Work item = Each line that includes "upper" must be copied from the records.

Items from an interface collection
——

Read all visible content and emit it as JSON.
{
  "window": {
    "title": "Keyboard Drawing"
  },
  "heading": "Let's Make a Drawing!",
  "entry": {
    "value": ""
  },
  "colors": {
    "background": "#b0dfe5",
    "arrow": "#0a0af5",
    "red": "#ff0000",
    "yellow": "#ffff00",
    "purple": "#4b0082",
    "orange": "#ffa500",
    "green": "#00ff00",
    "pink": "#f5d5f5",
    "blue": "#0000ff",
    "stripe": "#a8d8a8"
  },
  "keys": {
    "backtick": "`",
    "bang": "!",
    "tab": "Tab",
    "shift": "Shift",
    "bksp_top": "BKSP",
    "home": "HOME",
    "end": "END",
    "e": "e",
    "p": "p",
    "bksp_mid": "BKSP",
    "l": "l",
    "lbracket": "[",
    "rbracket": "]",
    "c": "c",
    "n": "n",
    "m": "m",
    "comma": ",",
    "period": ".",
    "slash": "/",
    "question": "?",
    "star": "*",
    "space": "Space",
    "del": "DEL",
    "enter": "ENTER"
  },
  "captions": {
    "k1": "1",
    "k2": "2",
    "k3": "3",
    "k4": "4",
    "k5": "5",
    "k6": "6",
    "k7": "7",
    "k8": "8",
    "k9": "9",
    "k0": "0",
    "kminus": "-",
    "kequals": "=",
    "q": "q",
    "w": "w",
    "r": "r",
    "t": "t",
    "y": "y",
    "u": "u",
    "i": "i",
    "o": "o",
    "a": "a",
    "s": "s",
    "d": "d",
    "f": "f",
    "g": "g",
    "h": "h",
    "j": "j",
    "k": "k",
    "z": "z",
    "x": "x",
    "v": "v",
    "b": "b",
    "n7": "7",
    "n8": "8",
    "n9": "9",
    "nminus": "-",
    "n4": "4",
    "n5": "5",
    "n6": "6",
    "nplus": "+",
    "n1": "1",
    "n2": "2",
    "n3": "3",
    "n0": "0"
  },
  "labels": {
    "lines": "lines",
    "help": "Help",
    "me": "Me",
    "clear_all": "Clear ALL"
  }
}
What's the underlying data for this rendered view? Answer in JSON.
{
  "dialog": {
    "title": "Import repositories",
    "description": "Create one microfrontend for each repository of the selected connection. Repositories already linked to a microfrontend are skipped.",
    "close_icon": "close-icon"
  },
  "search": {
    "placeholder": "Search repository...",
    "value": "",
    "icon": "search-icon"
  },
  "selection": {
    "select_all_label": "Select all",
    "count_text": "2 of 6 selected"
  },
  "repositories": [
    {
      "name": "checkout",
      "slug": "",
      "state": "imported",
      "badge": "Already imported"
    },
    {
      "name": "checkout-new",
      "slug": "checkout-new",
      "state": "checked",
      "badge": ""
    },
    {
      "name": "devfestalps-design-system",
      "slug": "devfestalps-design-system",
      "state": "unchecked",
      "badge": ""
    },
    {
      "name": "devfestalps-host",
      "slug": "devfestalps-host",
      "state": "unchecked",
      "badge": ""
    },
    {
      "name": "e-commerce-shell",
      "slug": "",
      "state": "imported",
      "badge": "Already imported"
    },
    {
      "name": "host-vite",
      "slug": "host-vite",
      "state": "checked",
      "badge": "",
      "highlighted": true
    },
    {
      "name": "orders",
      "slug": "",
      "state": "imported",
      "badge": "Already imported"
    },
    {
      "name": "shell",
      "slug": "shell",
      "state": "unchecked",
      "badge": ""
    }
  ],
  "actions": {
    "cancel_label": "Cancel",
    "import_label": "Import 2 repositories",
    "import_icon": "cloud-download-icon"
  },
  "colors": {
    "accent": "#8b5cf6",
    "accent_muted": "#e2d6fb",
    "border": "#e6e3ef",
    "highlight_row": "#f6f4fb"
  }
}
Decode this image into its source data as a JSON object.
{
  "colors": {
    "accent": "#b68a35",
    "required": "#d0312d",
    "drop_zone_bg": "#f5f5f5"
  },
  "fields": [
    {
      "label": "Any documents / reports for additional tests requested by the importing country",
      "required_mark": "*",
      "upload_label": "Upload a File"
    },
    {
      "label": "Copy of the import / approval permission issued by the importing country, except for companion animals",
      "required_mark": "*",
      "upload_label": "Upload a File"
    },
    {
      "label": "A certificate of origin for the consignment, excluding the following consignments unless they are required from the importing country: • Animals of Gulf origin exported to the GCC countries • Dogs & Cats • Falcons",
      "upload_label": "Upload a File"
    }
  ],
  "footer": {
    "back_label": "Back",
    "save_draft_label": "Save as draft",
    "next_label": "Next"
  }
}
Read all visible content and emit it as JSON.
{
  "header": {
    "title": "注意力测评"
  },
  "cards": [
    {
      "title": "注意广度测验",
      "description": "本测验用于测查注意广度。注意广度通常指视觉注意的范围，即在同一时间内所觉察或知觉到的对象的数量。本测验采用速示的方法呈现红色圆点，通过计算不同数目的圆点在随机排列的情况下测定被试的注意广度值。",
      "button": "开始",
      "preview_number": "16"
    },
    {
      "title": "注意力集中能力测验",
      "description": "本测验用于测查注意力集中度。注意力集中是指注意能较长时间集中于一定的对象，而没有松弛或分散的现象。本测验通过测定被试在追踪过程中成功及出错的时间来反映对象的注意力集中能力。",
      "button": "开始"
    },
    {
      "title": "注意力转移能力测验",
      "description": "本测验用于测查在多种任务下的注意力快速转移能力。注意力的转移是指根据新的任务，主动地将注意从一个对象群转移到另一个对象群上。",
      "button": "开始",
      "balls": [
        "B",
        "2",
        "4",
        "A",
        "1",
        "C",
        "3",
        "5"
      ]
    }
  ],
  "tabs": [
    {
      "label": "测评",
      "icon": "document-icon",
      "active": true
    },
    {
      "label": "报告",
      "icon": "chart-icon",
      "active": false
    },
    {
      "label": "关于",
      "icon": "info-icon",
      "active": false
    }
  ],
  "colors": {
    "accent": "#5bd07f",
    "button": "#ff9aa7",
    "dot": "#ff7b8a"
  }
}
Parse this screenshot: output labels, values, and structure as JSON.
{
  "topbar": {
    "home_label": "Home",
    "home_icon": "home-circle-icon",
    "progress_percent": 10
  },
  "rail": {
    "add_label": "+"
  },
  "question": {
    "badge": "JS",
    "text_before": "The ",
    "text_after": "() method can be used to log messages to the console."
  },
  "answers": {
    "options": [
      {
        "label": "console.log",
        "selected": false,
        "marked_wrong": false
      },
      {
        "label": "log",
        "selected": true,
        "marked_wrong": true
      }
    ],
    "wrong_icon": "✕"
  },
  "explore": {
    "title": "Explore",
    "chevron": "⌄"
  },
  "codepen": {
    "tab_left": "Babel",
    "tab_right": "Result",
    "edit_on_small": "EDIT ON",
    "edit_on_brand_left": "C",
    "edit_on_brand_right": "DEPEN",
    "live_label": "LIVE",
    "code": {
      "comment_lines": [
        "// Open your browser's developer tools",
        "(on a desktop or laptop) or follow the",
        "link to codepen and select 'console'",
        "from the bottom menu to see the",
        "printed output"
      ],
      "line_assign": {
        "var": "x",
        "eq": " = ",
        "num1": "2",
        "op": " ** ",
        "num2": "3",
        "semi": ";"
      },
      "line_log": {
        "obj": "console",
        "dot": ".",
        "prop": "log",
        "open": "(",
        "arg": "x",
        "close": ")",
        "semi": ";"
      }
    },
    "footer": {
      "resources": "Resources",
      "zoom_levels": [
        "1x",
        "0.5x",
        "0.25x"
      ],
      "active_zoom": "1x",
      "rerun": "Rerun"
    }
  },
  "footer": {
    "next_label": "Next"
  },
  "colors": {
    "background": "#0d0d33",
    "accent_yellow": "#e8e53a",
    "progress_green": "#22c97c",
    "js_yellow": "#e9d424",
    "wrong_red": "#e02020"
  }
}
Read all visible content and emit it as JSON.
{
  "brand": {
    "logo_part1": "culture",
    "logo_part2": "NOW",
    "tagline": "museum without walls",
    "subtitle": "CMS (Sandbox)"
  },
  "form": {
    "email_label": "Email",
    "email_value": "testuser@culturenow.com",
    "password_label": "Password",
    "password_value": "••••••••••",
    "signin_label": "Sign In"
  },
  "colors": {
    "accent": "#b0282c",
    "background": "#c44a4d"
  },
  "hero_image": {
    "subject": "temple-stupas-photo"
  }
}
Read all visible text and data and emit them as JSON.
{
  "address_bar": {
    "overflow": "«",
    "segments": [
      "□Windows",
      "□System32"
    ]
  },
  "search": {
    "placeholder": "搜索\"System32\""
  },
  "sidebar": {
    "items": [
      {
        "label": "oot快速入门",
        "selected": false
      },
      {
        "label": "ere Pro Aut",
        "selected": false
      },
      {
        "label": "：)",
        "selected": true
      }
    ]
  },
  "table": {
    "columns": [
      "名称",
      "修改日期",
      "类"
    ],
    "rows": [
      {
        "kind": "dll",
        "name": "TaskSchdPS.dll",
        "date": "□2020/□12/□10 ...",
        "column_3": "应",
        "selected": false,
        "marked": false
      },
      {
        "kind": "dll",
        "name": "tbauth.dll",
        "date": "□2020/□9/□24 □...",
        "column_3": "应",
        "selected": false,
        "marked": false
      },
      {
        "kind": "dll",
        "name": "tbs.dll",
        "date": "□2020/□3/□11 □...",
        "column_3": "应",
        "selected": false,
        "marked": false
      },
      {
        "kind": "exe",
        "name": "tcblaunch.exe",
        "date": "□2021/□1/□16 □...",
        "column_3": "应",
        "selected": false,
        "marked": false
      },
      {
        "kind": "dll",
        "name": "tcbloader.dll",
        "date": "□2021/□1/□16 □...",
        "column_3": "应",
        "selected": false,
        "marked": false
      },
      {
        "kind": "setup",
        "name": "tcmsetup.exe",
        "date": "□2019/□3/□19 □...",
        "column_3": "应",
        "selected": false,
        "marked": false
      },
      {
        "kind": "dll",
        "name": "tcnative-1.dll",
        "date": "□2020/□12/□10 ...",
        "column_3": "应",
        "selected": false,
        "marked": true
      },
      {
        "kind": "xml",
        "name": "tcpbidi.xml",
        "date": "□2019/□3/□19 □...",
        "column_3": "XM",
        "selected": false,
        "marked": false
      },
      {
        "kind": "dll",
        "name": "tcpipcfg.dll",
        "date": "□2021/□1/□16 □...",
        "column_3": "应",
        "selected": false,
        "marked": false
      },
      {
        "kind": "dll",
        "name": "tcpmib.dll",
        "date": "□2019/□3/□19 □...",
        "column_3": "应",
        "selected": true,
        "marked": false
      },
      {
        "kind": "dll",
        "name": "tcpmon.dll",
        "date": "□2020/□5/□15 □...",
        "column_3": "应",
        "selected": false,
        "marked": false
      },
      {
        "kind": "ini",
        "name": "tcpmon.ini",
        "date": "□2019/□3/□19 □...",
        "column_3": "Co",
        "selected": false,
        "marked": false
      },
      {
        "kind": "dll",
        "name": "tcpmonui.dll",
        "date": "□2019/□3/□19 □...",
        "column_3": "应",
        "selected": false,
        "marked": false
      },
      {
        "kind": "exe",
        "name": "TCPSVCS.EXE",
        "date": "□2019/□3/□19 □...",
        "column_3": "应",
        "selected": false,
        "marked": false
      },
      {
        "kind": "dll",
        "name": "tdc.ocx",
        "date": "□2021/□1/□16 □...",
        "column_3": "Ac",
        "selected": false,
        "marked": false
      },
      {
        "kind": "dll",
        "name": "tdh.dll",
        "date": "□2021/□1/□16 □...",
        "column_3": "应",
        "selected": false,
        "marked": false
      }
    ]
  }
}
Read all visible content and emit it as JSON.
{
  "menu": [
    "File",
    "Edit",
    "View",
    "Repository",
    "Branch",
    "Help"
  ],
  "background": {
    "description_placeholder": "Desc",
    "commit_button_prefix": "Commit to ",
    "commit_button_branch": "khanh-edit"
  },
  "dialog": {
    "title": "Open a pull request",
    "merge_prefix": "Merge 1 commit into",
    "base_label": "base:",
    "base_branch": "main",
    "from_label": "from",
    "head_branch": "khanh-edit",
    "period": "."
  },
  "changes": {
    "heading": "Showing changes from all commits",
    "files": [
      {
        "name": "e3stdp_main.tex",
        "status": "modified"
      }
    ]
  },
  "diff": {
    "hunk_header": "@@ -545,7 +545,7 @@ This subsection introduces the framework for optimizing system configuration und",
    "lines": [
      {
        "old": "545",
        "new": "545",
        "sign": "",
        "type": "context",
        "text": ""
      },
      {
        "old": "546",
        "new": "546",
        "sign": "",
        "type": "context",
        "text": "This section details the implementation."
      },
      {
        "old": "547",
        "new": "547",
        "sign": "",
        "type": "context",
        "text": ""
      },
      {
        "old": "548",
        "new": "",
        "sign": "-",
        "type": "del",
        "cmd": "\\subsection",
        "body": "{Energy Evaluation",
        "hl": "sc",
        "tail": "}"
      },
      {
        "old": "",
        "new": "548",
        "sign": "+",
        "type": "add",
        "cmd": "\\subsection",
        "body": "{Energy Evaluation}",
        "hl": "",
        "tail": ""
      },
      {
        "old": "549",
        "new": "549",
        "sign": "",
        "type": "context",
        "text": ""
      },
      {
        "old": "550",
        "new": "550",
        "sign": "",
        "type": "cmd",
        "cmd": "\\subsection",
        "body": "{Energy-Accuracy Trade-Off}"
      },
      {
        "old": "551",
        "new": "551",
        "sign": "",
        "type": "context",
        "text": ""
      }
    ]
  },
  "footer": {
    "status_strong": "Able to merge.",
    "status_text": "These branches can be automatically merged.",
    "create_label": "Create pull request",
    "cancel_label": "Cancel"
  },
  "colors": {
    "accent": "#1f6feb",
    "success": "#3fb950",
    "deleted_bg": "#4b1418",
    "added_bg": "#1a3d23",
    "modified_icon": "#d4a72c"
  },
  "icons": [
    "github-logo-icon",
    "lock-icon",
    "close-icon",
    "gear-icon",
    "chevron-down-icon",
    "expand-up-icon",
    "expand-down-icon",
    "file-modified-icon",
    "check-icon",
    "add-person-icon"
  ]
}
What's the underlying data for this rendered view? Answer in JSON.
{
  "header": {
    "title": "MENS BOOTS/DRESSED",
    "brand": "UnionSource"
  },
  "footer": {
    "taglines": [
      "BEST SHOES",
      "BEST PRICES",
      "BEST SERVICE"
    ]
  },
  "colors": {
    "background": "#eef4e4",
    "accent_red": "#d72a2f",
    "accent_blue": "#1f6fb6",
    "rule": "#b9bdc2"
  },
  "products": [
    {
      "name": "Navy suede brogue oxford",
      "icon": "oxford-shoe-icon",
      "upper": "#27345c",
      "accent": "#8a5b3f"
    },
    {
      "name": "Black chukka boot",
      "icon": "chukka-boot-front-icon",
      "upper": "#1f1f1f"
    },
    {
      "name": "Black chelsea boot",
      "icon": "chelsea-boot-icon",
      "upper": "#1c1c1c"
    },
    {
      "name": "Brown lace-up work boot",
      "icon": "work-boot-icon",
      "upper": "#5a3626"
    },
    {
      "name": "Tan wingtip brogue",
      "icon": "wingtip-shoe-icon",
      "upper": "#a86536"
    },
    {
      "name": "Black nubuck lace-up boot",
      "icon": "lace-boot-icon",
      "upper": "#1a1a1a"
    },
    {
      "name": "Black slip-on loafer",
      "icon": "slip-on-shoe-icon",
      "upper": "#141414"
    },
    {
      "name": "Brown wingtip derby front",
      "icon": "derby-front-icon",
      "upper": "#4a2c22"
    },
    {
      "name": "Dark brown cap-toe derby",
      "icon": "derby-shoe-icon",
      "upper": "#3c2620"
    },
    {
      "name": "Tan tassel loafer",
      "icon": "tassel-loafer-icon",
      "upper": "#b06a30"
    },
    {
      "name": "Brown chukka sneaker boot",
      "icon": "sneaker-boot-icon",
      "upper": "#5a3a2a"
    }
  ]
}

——

Task response =
      "upper": "#27345c",
      "upper": "#1f1f1f"
      "upper": "#1c1c1c"
      "upper": "#5a3626"
      "upper": "#a86536"
      "upper": "#1a1a1a"
      "upper": "#141414"
      "upper": "#4a2c22"
      "upper": "#3c2620"
      "upper": "#b06a30"
      "upper": "#5a3a2a"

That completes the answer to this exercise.